Rye continues to make great progress. Today he was short-reined out with his bit in. He has proved to be very responsive in this, much softer and lighter than in the Dually, and he seems to welcome the clarity of the communication.  He'll be ridden out in it tomorrow.

Monday, April 16, 2012

16th April, 2012 Friendship and freedom

If proof were needed of just how much horses need to be able to move and enjoy the companionship of others, this is surely it. Having spent rather a lot of time in the stable since he was brought from the sales, B really needed to let off some steam and to engage with another horse in some fairly rough play. Without this, all of his pent up energy would have been turned on us as we tried to lead him out for the very first time in a car park full of cars. Horses need to be able to express themselves with other horses or they will turn their combative behaviour on the humans around them.

Once he had got that little lot out of his system, B was calm and amenable and ready to learn. Imagine if we had tried to work with him with all that energy inside him.
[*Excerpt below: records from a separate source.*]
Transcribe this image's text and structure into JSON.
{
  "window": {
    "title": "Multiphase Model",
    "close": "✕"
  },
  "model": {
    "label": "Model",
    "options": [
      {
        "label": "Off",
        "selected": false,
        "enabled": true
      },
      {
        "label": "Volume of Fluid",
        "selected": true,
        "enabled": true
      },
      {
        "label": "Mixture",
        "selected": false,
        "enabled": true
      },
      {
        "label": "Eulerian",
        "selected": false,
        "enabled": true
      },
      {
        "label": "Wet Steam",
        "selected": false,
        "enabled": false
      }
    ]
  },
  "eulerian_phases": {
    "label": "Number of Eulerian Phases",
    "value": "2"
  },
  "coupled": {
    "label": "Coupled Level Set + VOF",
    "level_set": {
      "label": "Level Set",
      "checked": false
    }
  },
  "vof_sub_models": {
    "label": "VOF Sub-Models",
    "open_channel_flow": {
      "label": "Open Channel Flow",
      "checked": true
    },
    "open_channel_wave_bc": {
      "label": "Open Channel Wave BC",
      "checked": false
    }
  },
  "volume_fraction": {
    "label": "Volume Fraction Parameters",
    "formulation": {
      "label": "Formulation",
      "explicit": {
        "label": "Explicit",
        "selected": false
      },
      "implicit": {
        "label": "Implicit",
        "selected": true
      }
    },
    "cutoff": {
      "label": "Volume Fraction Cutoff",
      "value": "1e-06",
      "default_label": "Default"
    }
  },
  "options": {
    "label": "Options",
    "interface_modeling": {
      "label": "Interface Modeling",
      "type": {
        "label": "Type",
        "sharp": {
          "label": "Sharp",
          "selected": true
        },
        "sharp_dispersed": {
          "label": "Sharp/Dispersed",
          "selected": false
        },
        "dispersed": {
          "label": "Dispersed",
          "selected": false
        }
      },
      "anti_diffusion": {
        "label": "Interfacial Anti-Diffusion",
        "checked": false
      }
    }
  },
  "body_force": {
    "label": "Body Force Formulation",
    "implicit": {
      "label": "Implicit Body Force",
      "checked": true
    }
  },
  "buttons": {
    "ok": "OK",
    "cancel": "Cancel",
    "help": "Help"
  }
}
16th April, 2012 To bit or not to bit?

I have chosen to use a Myler Low Port Comfort snaffle combination for Rye. This will hopefully gives the subtlety to teach him what the signals through a bit mean so that I keep him soft and responsive. He is so strong through his neck and nose that I think any attempt to keep him bit-less would end up in disaster. He accepted the bit very readily today and just carried it while he was long-reined and ridden.

16th April, 2012 Mending fences

The fencing has begun and I am looking forward to having my second field back. One of the fencing men has the most glorious set of working Labradors in a range of colours, mainly black!

16th April, 2012 In with the Big Boys

Peechay and Maverick have now been joined by Silver. Growing up on the Forest teaches young horses great manners and to be circumspect with strangers - for a while at least!!